### GOAL OF THE EXERCISE:
Would you please restate the data exactly as it stands, apart from the pictures?

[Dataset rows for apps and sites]
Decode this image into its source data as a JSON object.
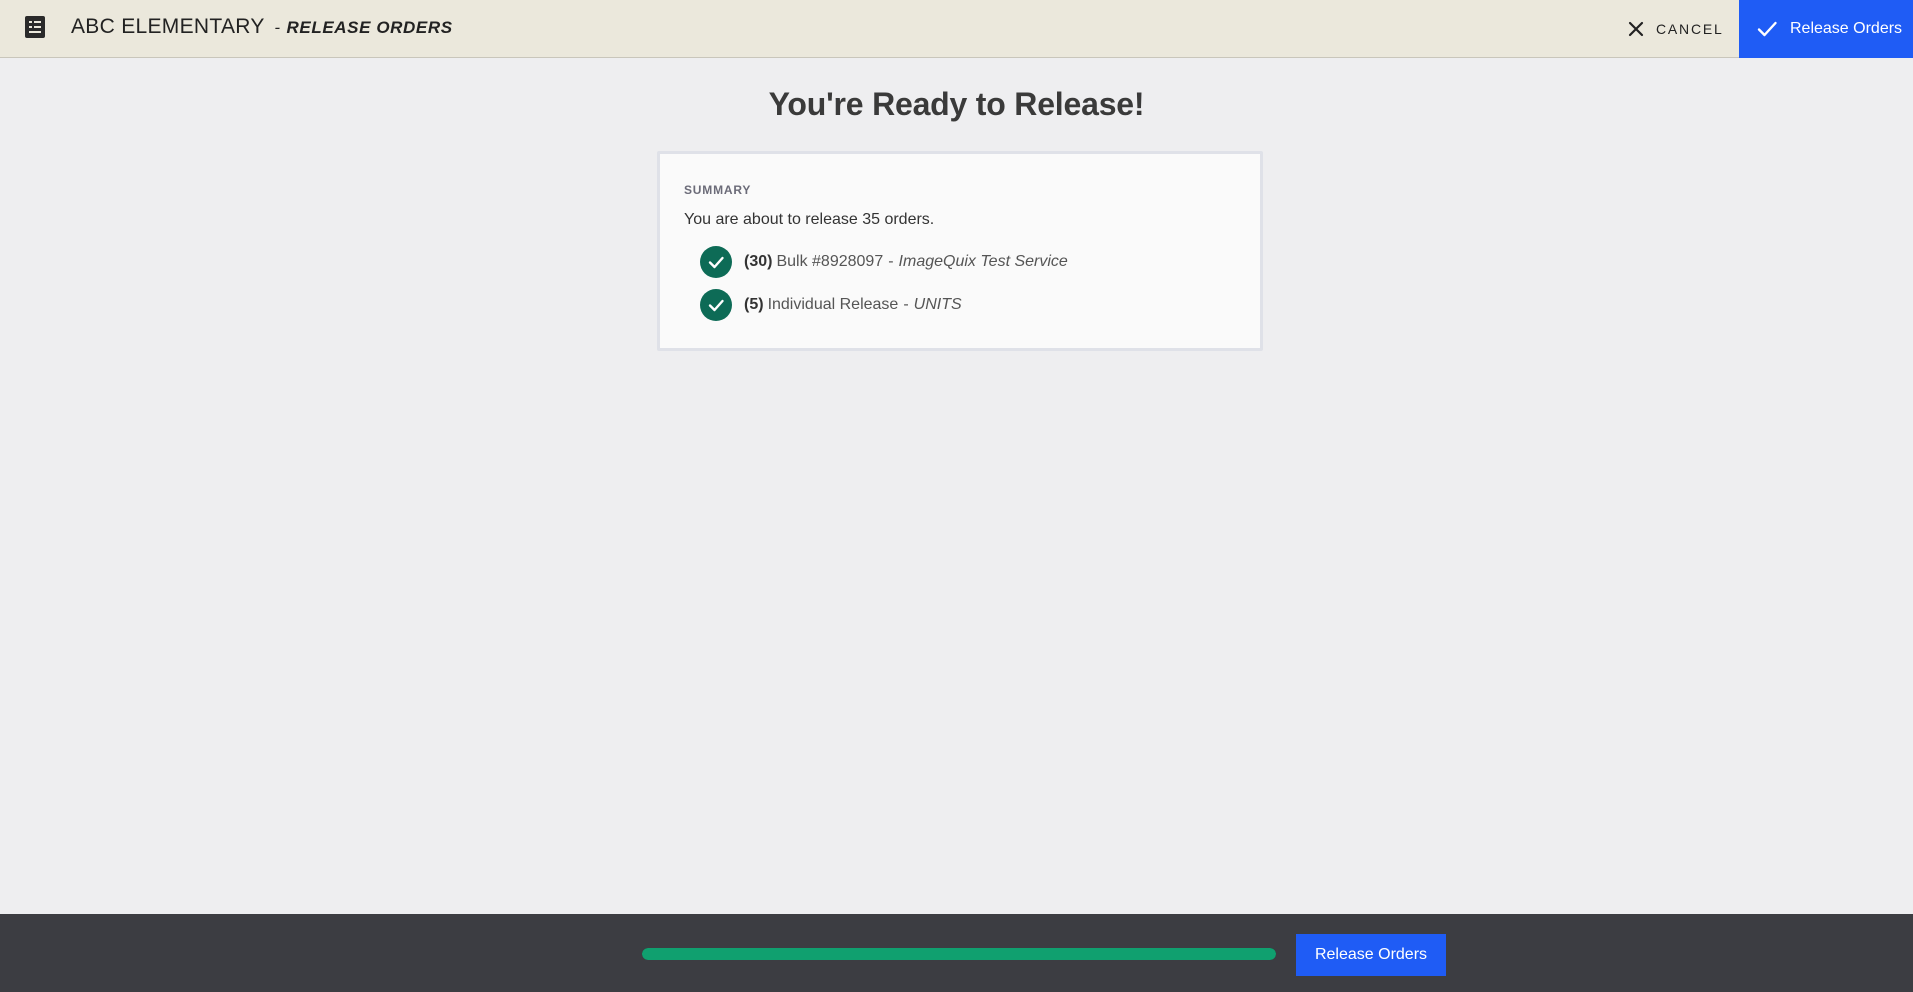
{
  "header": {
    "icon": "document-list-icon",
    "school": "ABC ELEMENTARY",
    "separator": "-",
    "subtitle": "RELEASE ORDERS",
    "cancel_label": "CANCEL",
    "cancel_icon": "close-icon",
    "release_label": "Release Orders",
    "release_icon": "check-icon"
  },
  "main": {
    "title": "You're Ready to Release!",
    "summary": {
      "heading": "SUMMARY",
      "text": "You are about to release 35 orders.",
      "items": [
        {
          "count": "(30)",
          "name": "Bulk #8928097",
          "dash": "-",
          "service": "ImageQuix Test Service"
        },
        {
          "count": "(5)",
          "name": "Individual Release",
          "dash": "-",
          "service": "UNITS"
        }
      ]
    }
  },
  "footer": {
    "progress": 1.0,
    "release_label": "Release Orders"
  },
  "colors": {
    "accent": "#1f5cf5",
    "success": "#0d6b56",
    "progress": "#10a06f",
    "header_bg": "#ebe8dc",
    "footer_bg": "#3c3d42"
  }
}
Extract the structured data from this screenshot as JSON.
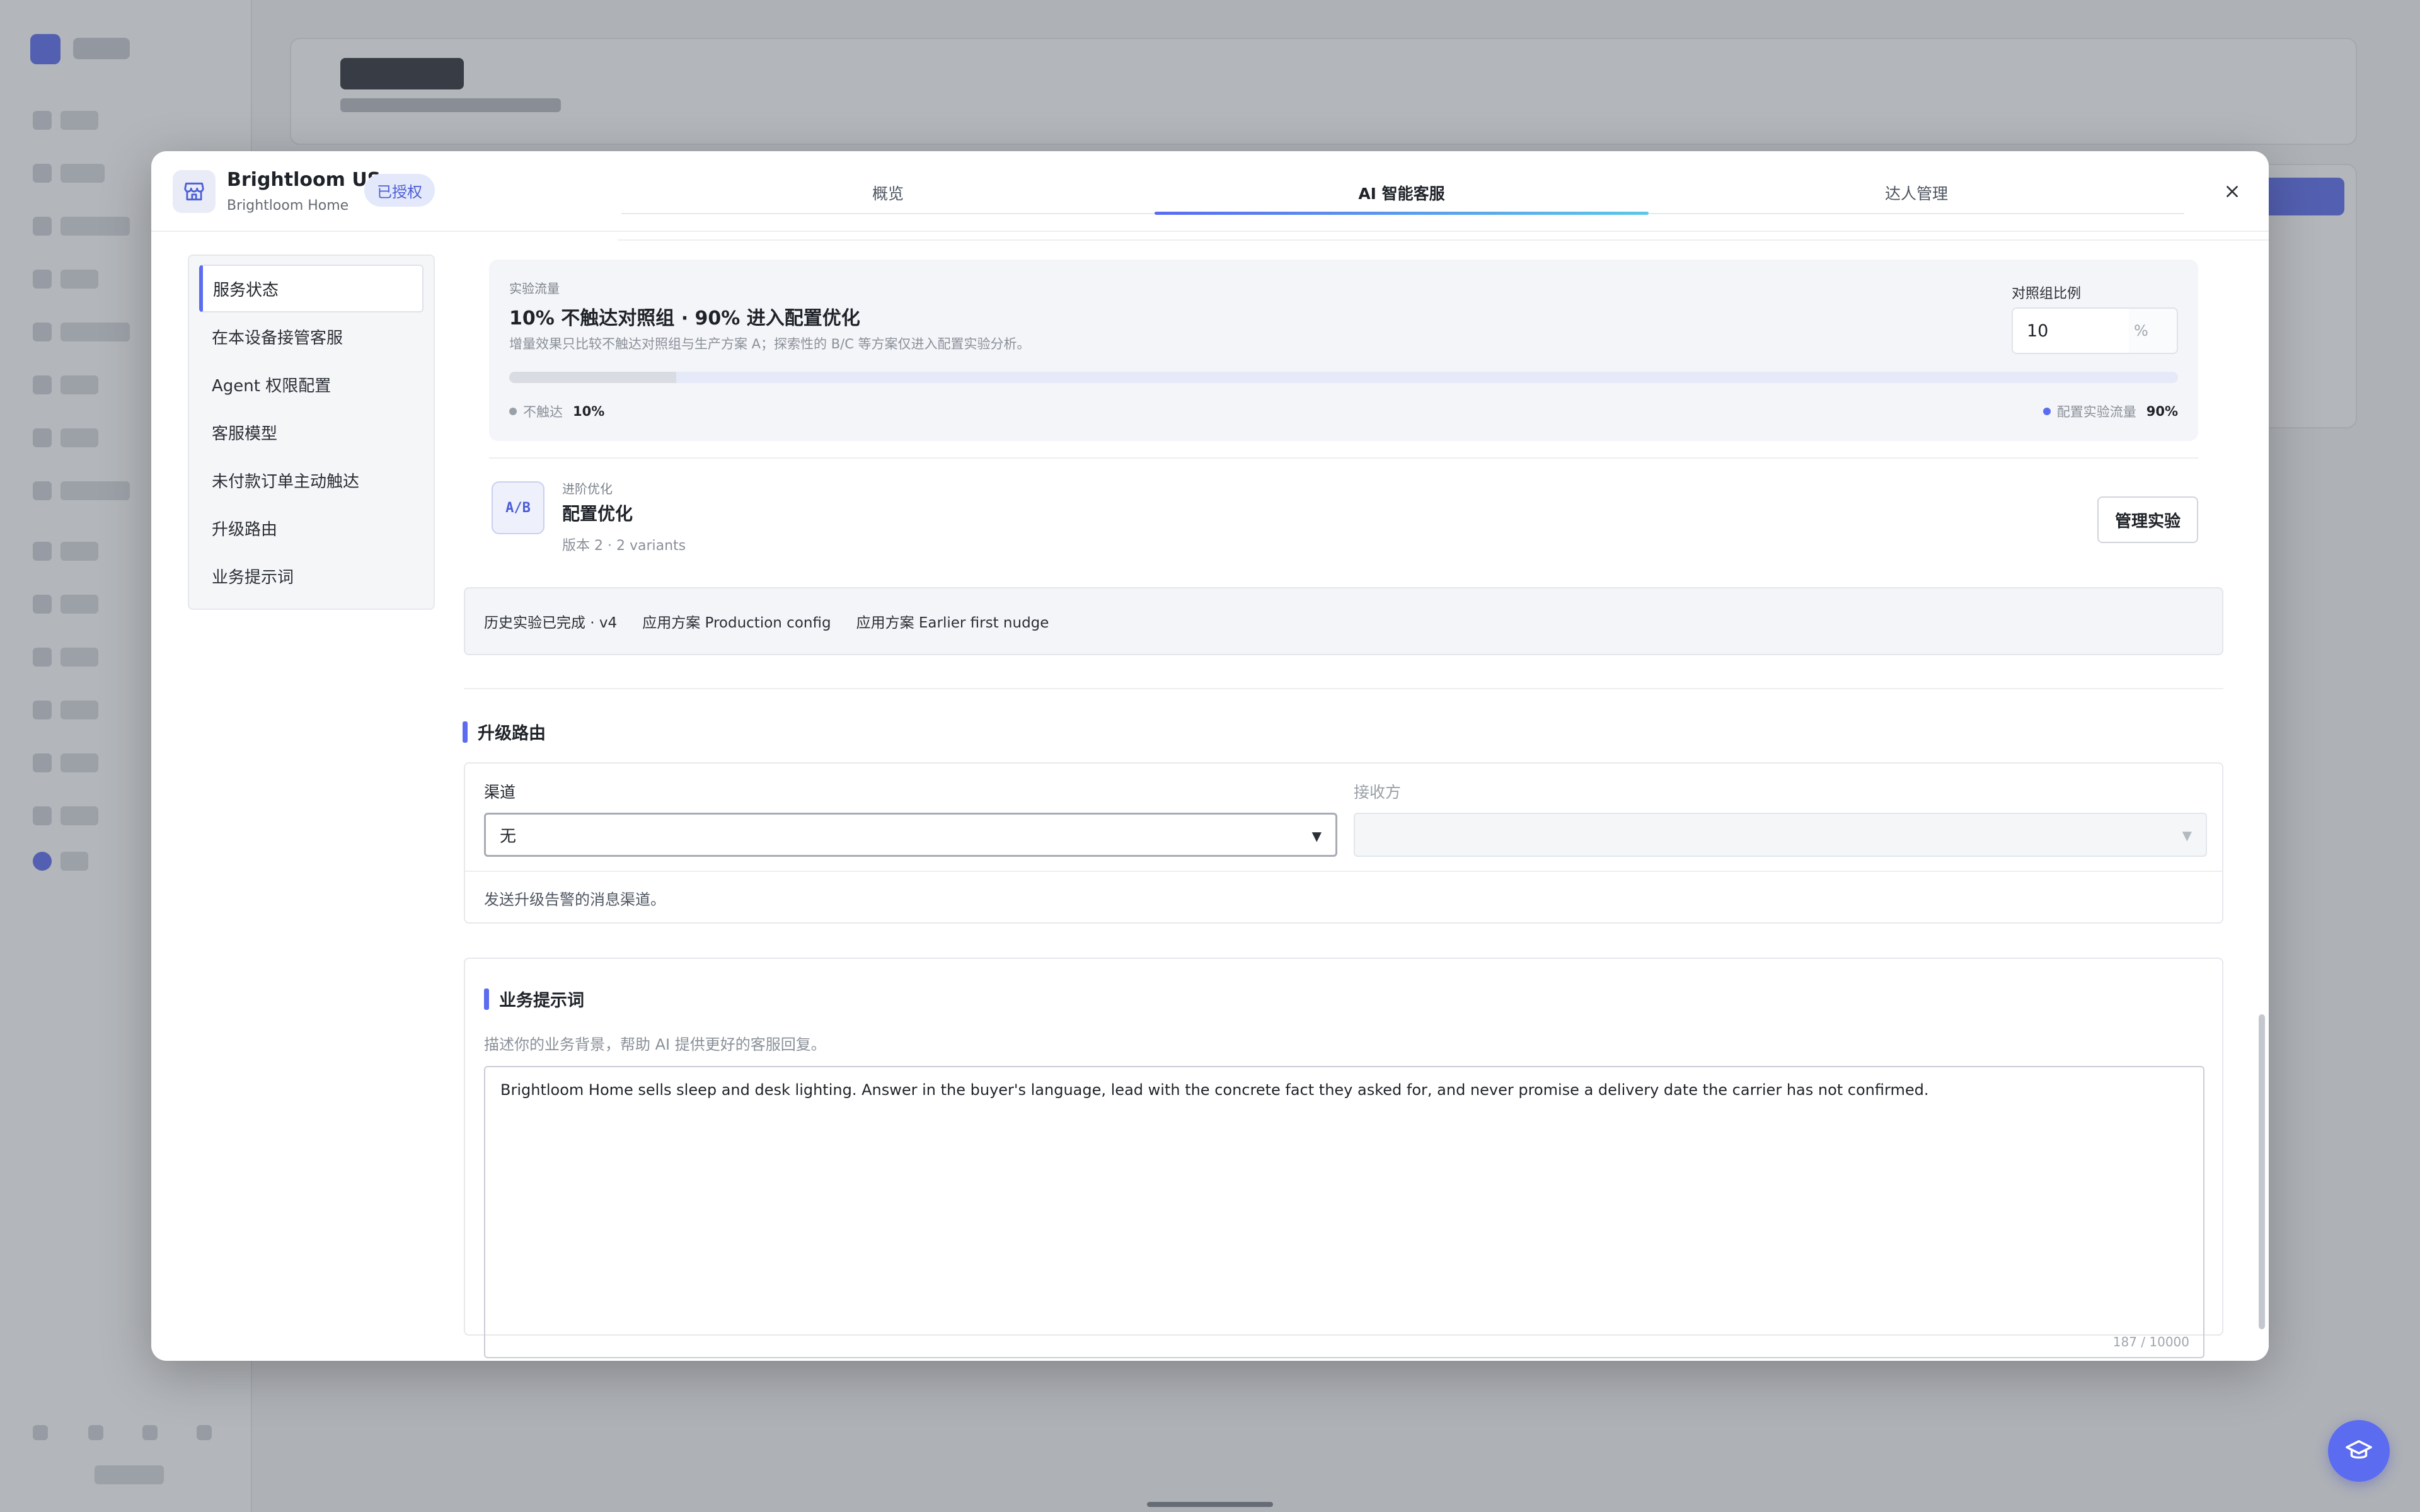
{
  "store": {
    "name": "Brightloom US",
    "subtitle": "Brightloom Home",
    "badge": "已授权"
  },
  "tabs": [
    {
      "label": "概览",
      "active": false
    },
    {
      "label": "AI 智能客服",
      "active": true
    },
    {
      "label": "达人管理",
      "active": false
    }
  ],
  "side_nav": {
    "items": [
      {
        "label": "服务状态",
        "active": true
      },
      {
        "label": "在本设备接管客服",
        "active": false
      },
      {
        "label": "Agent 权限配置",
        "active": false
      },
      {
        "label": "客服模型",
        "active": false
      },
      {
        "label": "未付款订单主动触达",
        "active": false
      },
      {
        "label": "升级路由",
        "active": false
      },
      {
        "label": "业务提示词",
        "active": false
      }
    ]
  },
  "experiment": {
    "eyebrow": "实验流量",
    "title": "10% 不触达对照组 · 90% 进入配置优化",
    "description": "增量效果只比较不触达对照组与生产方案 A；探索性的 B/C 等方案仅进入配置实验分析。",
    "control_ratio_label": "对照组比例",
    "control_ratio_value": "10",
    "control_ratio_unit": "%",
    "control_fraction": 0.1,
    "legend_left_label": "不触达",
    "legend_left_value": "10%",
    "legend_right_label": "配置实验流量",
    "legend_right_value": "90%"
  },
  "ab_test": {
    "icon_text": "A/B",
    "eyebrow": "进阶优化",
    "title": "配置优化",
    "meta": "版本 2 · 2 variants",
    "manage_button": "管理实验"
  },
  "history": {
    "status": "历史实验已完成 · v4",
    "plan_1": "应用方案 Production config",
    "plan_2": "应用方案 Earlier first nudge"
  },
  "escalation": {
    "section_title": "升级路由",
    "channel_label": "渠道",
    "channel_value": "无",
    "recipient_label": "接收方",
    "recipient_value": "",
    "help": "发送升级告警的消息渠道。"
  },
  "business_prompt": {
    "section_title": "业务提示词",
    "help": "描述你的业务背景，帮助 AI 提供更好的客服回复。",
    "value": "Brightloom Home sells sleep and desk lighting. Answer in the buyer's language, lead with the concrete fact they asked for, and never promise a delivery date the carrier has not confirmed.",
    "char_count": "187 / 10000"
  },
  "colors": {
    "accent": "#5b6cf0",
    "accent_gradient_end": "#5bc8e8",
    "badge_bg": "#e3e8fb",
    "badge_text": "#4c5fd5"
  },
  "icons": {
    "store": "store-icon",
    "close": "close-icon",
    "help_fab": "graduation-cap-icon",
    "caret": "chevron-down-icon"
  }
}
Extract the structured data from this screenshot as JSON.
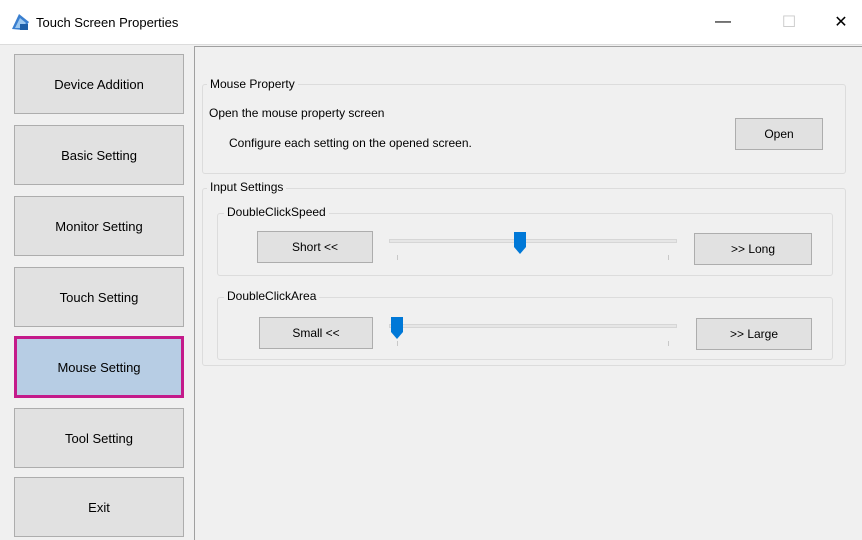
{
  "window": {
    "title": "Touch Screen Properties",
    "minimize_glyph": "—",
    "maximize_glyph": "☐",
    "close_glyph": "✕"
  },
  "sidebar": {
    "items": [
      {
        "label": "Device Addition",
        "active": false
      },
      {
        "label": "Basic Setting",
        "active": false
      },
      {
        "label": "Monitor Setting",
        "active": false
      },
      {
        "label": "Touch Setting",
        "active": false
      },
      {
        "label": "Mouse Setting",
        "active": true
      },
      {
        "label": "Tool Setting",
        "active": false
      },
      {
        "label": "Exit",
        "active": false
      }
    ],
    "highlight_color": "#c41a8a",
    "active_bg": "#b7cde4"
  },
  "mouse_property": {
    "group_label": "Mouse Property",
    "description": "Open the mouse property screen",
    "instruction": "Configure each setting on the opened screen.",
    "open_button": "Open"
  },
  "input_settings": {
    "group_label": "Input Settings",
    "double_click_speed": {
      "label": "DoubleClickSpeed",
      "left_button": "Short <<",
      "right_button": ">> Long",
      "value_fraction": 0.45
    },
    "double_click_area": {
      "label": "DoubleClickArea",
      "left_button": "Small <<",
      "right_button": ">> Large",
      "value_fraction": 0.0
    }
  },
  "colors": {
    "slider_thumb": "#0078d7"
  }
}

### SOLUTION FOR THIS EXERCISE:
Decode this image into its source data as a JSON object.
{
  "header": {
    "icon": "document-list-icon",
    "school": "ABC ELEMENTARY",
    "separator": "-",
    "subtitle": "RELEASE ORDERS",
    "cancel_label": "CANCEL",
    "cancel_icon": "close-icon",
    "release_label": "Release Orders",
    "release_icon": "check-icon"
  },
  "main": {
    "title": "You're Ready to Release!",
    "summary": {
      "heading": "SUMMARY",
      "text": "You are about to release 35 orders.",
      "items": [
        {
          "count": "(30)",
          "name": "Bulk #8928097",
          "dash": "-",
          "service": "ImageQuix Test Service"
        },
        {
          "count": "(5)",
          "name": "Individual Release",
          "dash": "-",
          "service": "UNITS"
        }
      ]
    }
  },
  "footer": {
    "progress": 1.0,
    "release_label": "Release Orders"
  },
  "colors": {
    "accent": "#1f5cf5",
    "success": "#0d6b56",
    "progress": "#10a06f",
    "header_bg": "#ebe8dc",
    "footer_bg": "#3c3d42"
  }
}
Extract the structured data from this screenshot as JSON.
{
  "store": {
    "name": "Brightloom US",
    "subtitle": "Brightloom Home",
    "badge": "已授权"
  },
  "tabs": [
    {
      "label": "概览",
      "active": false
    },
    {
      "label": "AI 智能客服",
      "active": true
    },
    {
      "label": "达人管理",
      "active": false
    }
  ],
  "side_nav": {
    "items": [
      {
        "label": "服务状态",
        "active": true
      },
      {
        "label": "在本设备接管客服",
        "active": false
      },
      {
        "label": "Agent 权限配置",
        "active": false
      },
      {
        "label": "客服模型",
        "active": false
      },
      {
        "label": "未付款订单主动触达",
        "active": false
      },
      {
        "label": "升级路由",
        "active": false
      },
      {
        "label": "业务提示词",
        "active": false
      }
    ]
  },
  "experiment": {
    "eyebrow": "实验流量",
    "title": "10% 不触达对照组 · 90% 进入配置优化",
    "description": "增量效果只比较不触达对照组与生产方案 A；探索性的 B/C 等方案仅进入配置实验分析。",
    "control_ratio_label": "对照组比例",
    "control_ratio_value": "10",
    "control_ratio_unit": "%",
    "control_fraction": 0.1,
    "legend_left_label": "不触达",
    "legend_left_value": "10%",
    "legend_right_label": "配置实验流量",
    "legend_right_value": "90%"
  },
  "ab_test": {
    "icon_text": "A/B",
    "eyebrow": "进阶优化",
    "title": "配置优化",
    "meta": "版本 2 · 2 variants",
    "manage_button": "管理实验"
  },
  "history": {
    "status": "历史实验已完成 · v4",
    "plan_1": "应用方案 Production config",
    "plan_2": "应用方案 Earlier first nudge"
  },
  "escalation": {
    "section_title": "升级路由",
    "channel_label": "渠道",
    "channel_value": "无",
    "recipient_label": "接收方",
    "recipient_value": "",
    "help": "发送升级告警的消息渠道。"
  },
  "business_prompt": {
    "section_title": "业务提示词",
    "help": "描述你的业务背景，帮助 AI 提供更好的客服回复。",
    "value": "Brightloom Home sells sleep and desk lighting. Answer in the buyer's language, lead with the concrete fact they asked for, and never promise a delivery date the carrier has not confirmed.",
    "char_count": "187 / 10000"
  },
  "colors": {
    "accent": "#5b6cf0",
    "accent_gradient_end": "#5bc8e8",
    "badge_bg": "#e3e8fb",
    "badge_text": "#4c5fd5"
  },
  "icons": {
    "store": "store-icon",
    "close": "close-icon",
    "help_fab": "graduation-cap-icon",
    "caret": "chevron-down-icon"
  }
}
Extract the structured data from this screenshot as JSON.
{
  "window": {
    "title": "Touch Screen Properties",
    "minimize_glyph": "—",
    "maximize_glyph": "☐",
    "close_glyph": "✕"
  },
  "sidebar": {
    "items": [
      {
        "label": "Device Addition",
        "active": false
      },
      {
        "label": "Basic Setting",
        "active": false
      },
      {
        "label": "Monitor Setting",
        "active": false
      },
      {
        "label": "Touch Setting",
        "active": false
      },
      {
        "label": "Mouse Setting",
        "active": true
      },
      {
        "label": "Tool Setting",
        "active": false
      },
      {
        "label": "Exit",
        "active": false
      }
    ],
    "highlight_color": "#c41a8a",
    "active_bg": "#b7cde4"
  },
  "mouse_property": {
    "group_label": "Mouse Property",
    "description": "Open the mouse property screen",
    "instruction": "Configure each setting on the opened screen.",
    "open_button": "Open"
  },
  "input_settings": {
    "group_label": "Input Settings",
    "double_click_speed": {
      "label": "DoubleClickSpeed",
      "left_button": "Short <<",
      "right_button": ">> Long",
      "value_fraction": 0.45
    },
    "double_click_area": {
      "label": "DoubleClickArea",
      "left_button": "Small <<",
      "right_button": ">> Large",
      "value_fraction": 0.0
    }
  },
  "colors": {
    "slider_thumb": "#0078d7"
  }
}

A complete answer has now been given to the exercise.